Mechanical Engineering ETDs

Publication Date



Polymeric materials exhibit a viscoelastic (time-dependent) behavior, which is characterized using creep, stress-relaxation, and dynamic mechanical analysis (DMA) tests at different temperatures. Nanoindentation techniques are non-destructive and only require a small sample to perform experiments. While instrumented indentation has enabled high-throughput measurement of many mechanical properties for bulk and thin-film polymer samples such as elastic modulus, hardness, and creep compliance, there is no available technique to accurately extract the temperature-dependent viscoelastic properties using nanoindentation. On the macro-scale, DMA can measure damping factor (tanδ) for viscoelastic solids and glass transition temperature (Tg) can be readily determined from temperature-dependent tanδ ï€ measurements. This thesis attempts to find correlations between nanoindentation creep and impact tests to the macroscale viscoelastic properties measured via DMA. For this purpose, epoxy nanocomposites with different types and loadings of multiwalled carbon nanotubes (MWCNTs) were fabricated and characterized. Scanning electron microscopy (SEM), thermogravimetric analysis (TGA), differential scanning calorimetry (DSC), and Raman spectroscopy were used to assess carbon nanotube quality, dispersion state, and epoxy curing.

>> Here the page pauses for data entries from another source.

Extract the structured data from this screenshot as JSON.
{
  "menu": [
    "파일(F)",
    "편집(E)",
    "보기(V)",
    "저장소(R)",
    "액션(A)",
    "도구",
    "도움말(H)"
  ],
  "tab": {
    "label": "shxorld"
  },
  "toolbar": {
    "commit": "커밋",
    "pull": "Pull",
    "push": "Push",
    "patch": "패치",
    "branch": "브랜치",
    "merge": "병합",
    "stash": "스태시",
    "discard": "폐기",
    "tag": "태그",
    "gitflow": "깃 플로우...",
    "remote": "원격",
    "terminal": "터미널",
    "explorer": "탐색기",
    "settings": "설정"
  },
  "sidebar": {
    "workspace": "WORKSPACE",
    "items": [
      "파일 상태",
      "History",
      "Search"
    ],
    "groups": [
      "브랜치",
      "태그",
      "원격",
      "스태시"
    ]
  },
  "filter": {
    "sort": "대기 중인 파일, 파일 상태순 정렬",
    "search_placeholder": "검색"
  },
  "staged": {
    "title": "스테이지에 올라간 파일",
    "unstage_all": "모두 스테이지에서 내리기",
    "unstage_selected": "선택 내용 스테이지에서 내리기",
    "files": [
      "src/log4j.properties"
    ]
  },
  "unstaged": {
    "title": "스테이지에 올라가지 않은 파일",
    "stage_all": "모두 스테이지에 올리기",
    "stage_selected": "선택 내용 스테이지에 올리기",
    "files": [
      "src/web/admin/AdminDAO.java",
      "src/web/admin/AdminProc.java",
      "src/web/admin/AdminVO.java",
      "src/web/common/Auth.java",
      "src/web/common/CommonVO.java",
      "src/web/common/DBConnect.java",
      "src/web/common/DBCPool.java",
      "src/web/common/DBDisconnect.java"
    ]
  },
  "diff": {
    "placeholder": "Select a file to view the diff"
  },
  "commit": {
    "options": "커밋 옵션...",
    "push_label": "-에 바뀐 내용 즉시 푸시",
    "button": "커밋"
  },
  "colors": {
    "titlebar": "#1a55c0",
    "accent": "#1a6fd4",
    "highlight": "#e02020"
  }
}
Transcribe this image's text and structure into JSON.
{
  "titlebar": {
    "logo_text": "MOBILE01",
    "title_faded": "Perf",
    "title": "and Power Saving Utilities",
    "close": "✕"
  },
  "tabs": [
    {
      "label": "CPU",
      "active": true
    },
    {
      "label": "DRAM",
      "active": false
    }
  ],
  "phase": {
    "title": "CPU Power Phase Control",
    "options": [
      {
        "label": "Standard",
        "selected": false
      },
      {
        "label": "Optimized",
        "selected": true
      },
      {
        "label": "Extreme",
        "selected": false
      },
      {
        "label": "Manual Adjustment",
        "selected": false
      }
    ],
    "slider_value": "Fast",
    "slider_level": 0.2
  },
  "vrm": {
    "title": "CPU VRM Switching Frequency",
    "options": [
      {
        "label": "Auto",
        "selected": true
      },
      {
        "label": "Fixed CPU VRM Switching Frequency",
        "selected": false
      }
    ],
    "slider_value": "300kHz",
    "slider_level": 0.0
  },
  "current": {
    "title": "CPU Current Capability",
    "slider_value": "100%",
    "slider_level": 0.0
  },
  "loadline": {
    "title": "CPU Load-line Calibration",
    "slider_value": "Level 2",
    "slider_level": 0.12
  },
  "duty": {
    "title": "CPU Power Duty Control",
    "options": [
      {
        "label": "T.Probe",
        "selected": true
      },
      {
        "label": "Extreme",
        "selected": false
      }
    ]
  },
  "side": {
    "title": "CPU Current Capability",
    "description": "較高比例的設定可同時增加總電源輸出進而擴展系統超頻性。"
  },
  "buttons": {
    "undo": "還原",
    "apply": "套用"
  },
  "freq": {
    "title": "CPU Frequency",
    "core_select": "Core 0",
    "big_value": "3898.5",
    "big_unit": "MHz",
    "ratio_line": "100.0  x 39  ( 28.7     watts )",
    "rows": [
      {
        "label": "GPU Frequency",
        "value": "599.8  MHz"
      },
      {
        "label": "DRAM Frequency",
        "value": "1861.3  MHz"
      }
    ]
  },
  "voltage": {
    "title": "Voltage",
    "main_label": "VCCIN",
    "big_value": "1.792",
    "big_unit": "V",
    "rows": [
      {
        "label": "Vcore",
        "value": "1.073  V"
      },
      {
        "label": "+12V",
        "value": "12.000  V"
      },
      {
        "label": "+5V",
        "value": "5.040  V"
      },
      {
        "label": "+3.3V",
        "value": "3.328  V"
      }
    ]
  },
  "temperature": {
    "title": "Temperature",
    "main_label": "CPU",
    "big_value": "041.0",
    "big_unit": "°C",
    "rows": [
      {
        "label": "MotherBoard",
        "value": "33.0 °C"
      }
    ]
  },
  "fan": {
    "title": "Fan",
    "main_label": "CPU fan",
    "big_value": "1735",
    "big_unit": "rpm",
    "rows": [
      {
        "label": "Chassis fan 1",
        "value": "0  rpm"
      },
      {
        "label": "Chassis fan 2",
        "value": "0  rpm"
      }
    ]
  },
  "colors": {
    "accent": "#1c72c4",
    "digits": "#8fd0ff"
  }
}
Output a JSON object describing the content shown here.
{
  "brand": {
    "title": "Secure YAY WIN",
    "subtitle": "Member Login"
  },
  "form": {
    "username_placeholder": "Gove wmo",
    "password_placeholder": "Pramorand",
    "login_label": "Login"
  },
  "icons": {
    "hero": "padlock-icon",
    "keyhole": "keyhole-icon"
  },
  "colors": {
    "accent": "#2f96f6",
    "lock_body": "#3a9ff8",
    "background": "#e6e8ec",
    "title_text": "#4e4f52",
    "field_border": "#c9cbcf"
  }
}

Modulus, hardness, and strain rate sensitivity were measured at elevated temperatures using nanoindentation and compared to DMA results.


Carbon Nanotubes, CNT, epoxy, nanocomposites, DMA, nanoindentation, nanocreep, glass transition temperature, storage modulus

Degree Name

Mechanical Engineering

Level of Degree


Department Name

Mechanical Engineering

First Committee Member (Chair)

Shen, Yu-Lin

Second Committee Member

Taha, Mahmoud Reda

Third Committee Member


Document Type